### Description of the task
Skip the images and return the records below exactly.

### Input
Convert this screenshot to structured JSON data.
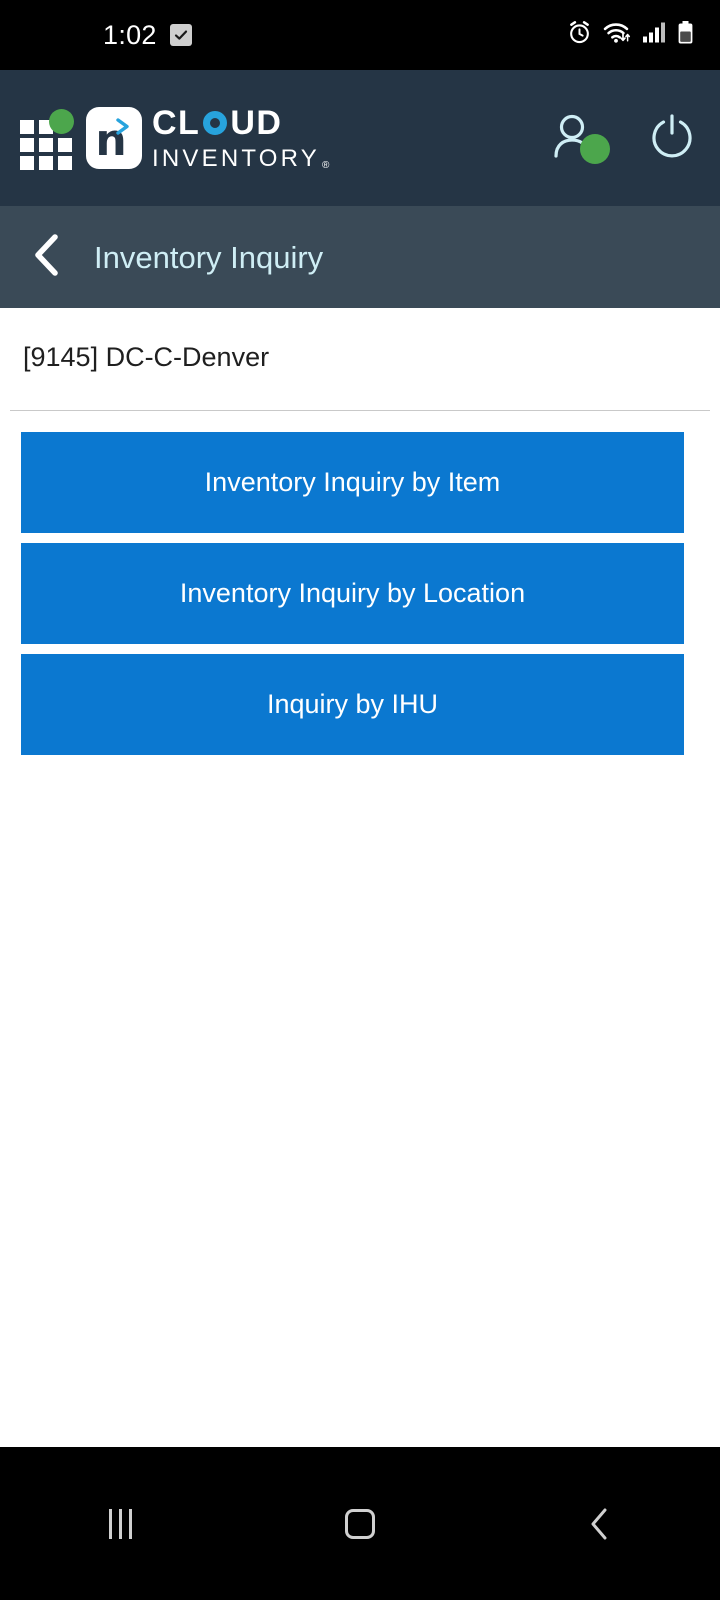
{
  "statusbar": {
    "time": "1:02",
    "notification_icon": "checkbox-check-icon",
    "icons": [
      "alarm-icon",
      "wifi-icon",
      "signal-icon",
      "battery-icon"
    ]
  },
  "header": {
    "grid_icon": "app-grid-icon",
    "logo_letter": "n",
    "logo_brand_line1": "CLOUD",
    "logo_brand_line1_parts": [
      "CL",
      "O",
      "UD"
    ],
    "logo_brand_line2": "INVENTORY",
    "logo_trademark": "®",
    "user_icon": "user-account-icon",
    "power_icon": "power-icon",
    "bg_color": "#253545",
    "accent_green": "#4ca64c",
    "accent_blue": "#27a3dd"
  },
  "titlebar": {
    "back_icon": "back-chevron-icon",
    "title": "Inventory Inquiry",
    "bg_color": "#3a4a57",
    "title_color": "#cfeef5"
  },
  "content": {
    "location": "[9145] DC-C-Denver",
    "buttons": [
      {
        "label": "Inventory Inquiry by Item"
      },
      {
        "label": "Inventory Inquiry by Location"
      },
      {
        "label": "Inquiry by IHU"
      }
    ],
    "button_color": "#0b78d0"
  },
  "navbar": {
    "recents_icon": "recents-icon",
    "home_icon": "home-icon",
    "back_icon": "nav-back-icon"
  }
}
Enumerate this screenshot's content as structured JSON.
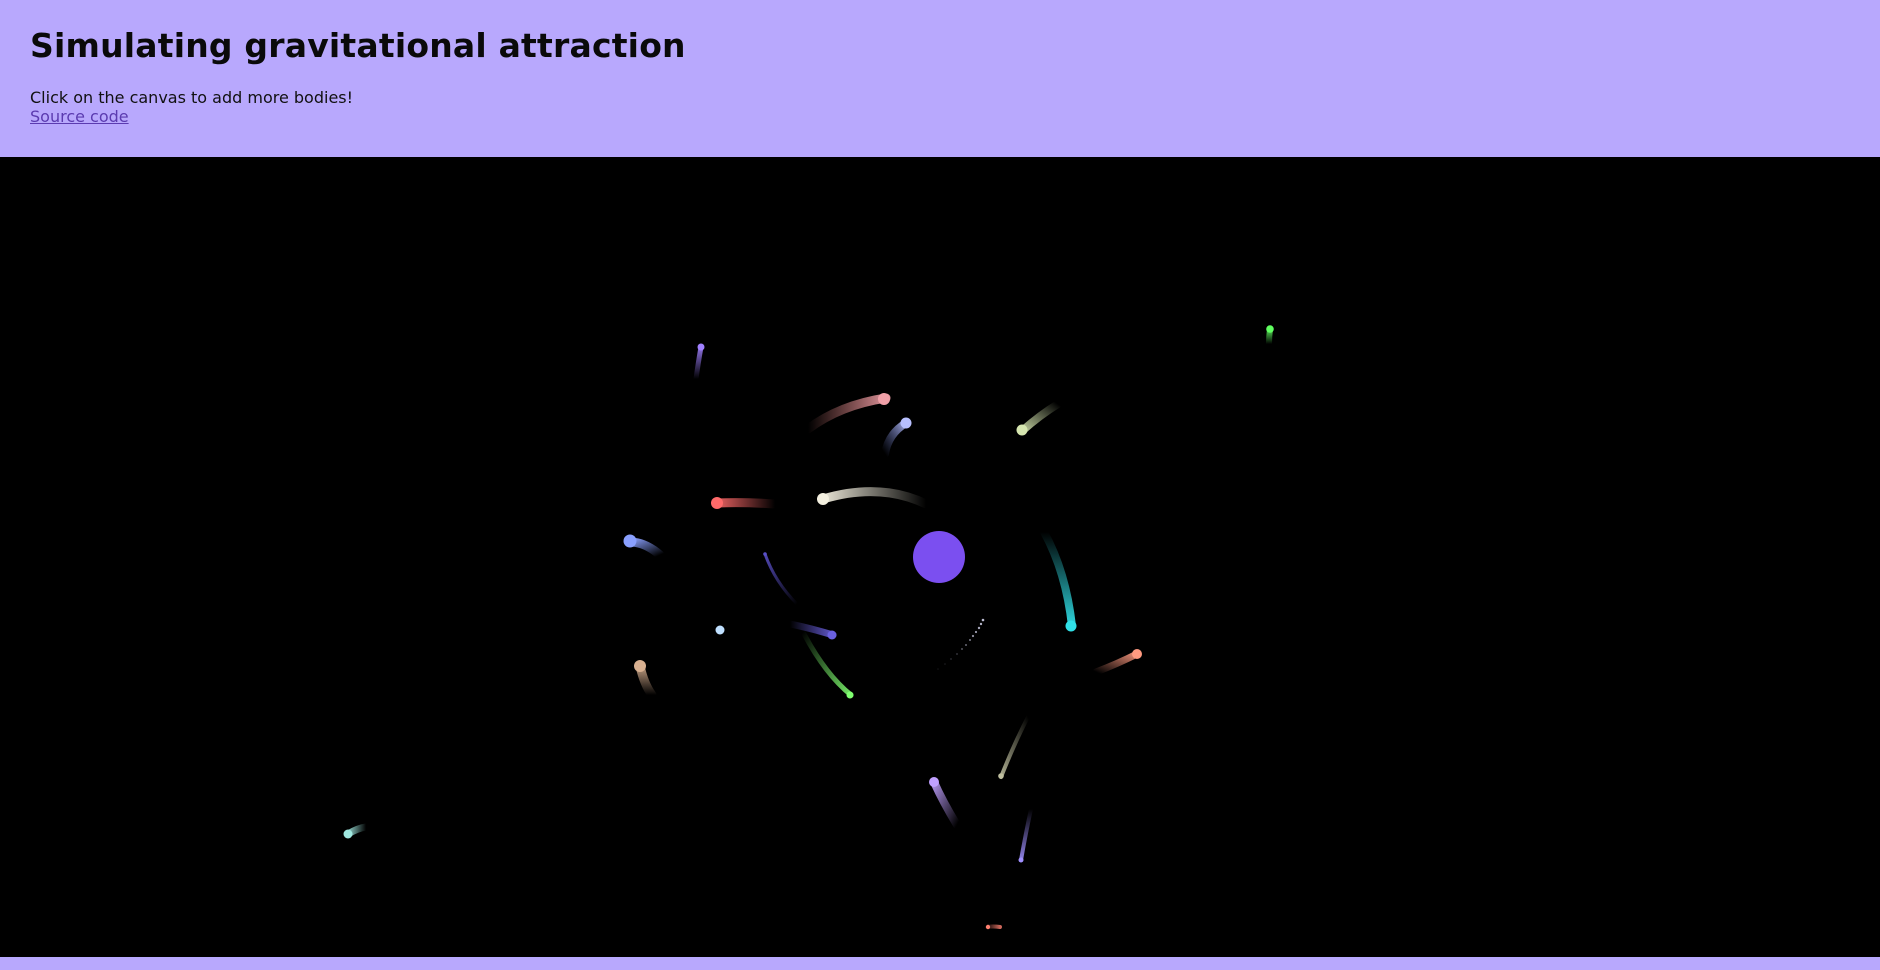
{
  "header": {
    "title": "Simulating gravitational attraction",
    "instruction": "Click on the canvas to add more bodies!",
    "source_link_label": "Source code"
  },
  "colors": {
    "background_accent": "#b8a8fd",
    "canvas_background": "#000000",
    "central_body": "#7b4ff0",
    "link": "#5b3bb0"
  },
  "bodies": [
    {
      "color": "#f08a86",
      "tail": "#c86070"
    },
    {
      "color": "#b8c0ff",
      "tail": "#5a6cc8"
    },
    {
      "color": "#d6e6b0",
      "tail": "#8a9a70"
    },
    {
      "color": "#ff6a6a",
      "tail": "#b04040"
    },
    {
      "color": "#f4f0e0",
      "tail": "#a8a090"
    },
    {
      "color": "#a080ff",
      "tail": "#6040b0"
    },
    {
      "color": "#8aa0ff",
      "tail": "#4050a0"
    },
    {
      "color": "#5a50c8",
      "tail": "#3a3080"
    },
    {
      "color": "#30e0e8",
      "tail": "#208090"
    },
    {
      "color": "#c0e0ff",
      "tail": "#8090b0"
    },
    {
      "color": "#6a60e0",
      "tail": "#3a3090"
    },
    {
      "color": "#80ff70",
      "tail": "#308040"
    },
    {
      "color": "#d8b090",
      "tail": "#806050"
    },
    {
      "color": "#ff9a80",
      "tail": "#b05050"
    },
    {
      "color": "#c0c0a0",
      "tail": "#707060"
    },
    {
      "color": "#c0a0ff",
      "tail": "#7050c0"
    },
    {
      "color": "#a090ff",
      "tail": "#6050c0"
    },
    {
      "color": "#a0e8e0",
      "tail": "#508080"
    },
    {
      "color": "#60ff60",
      "tail": "#30a030"
    },
    {
      "color": "#ff8070",
      "tail": "#904040"
    }
  ]
}
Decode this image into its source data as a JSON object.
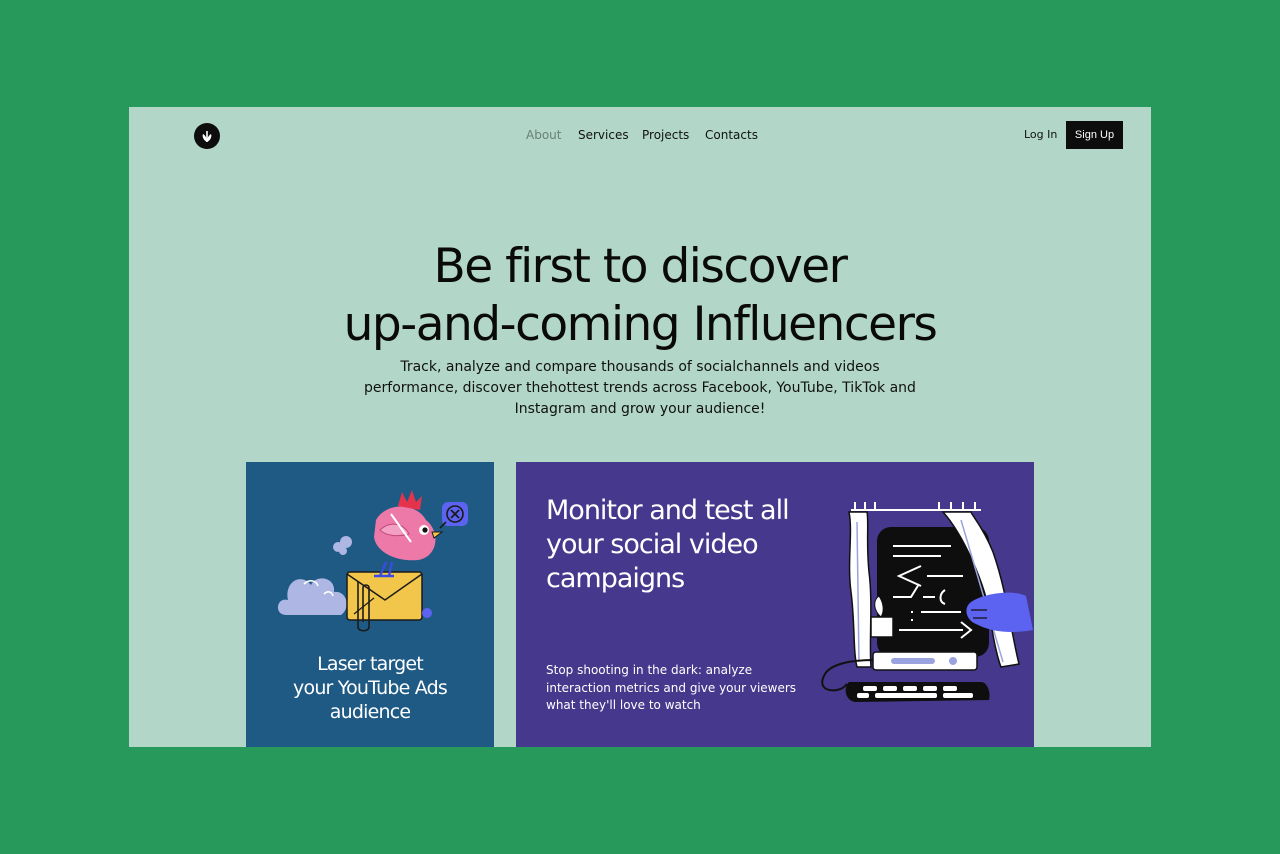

### Solution
Convert this screenshot to structured JSON data.
{
  "statusbar": {
    "time": "1:02",
    "notification_icon": "checkbox-check-icon",
    "icons": [
      "alarm-icon",
      "wifi-icon",
      "signal-icon",
      "battery-icon"
    ]
  },
  "header": {
    "grid_icon": "app-grid-icon",
    "logo_letter": "n",
    "logo_brand_line1": "CLOUD",
    "logo_brand_line1_parts": [
      "CL",
      "O",
      "UD"
    ],
    "logo_brand_line2": "INVENTORY",
    "logo_trademark": "®",
    "user_icon": "user-account-icon",
    "power_icon": "power-icon",
    "bg_color": "#253545",
    "accent_green": "#4ca64c",
    "accent_blue": "#27a3dd"
  },
  "titlebar": {
    "back_icon": "back-chevron-icon",
    "title": "Inventory Inquiry",
    "bg_color": "#3a4a57",
    "title_color": "#cfeef5"
  },
  "content": {
    "location": "[9145] DC-C-Denver",
    "buttons": [
      {
        "label": "Inventory Inquiry by Item"
      },
      {
        "label": "Inventory Inquiry by Location"
      },
      {
        "label": "Inquiry by IHU"
      }
    ],
    "button_color": "#0b78d0"
  },
  "navbar": {
    "recents_icon": "recents-icon",
    "home_icon": "home-icon",
    "back_icon": "nav-back-icon"
  }
}
Enumerate this screenshot's content as structured JSON.
{
  "header": {
    "title": "Simulating gravitational attraction",
    "instruction": "Click on the canvas to add more bodies!",
    "source_link_label": "Source code"
  },
  "colors": {
    "background_accent": "#b8a8fd",
    "canvas_background": "#000000",
    "central_body": "#7b4ff0",
    "link": "#5b3bb0"
  },
  "bodies": [
    {
      "color": "#f08a86",
      "tail": "#c86070"
    },
    {
      "color": "#b8c0ff",
      "tail": "#5a6cc8"
    },
    {
      "color": "#d6e6b0",
      "tail": "#8a9a70"
    },
    {
      "color": "#ff6a6a",
      "tail": "#b04040"
    },
    {
      "color": "#f4f0e0",
      "tail": "#a8a090"
    },
    {
      "color": "#a080ff",
      "tail": "#6040b0"
    },
    {
      "color": "#8aa0ff",
      "tail": "#4050a0"
    },
    {
      "color": "#5a50c8",
      "tail": "#3a3080"
    },
    {
      "color": "#30e0e8",
      "tail": "#208090"
    },
    {
      "color": "#c0e0ff",
      "tail": "#8090b0"
    },
    {
      "color": "#6a60e0",
      "tail": "#3a3090"
    },
    {
      "color": "#80ff70",
      "tail": "#308040"
    },
    {
      "color": "#d8b090",
      "tail": "#806050"
    },
    {
      "color": "#ff9a80",
      "tail": "#b05050"
    },
    {
      "color": "#c0c0a0",
      "tail": "#707060"
    },
    {
      "color": "#c0a0ff",
      "tail": "#7050c0"
    },
    {
      "color": "#a090ff",
      "tail": "#6050c0"
    },
    {
      "color": "#a0e8e0",
      "tail": "#508080"
    },
    {
      "color": "#60ff60",
      "tail": "#30a030"
    },
    {
      "color": "#ff8070",
      "tail": "#904040"
    }
  ]
}
Decode this image into its source data as a JSON object.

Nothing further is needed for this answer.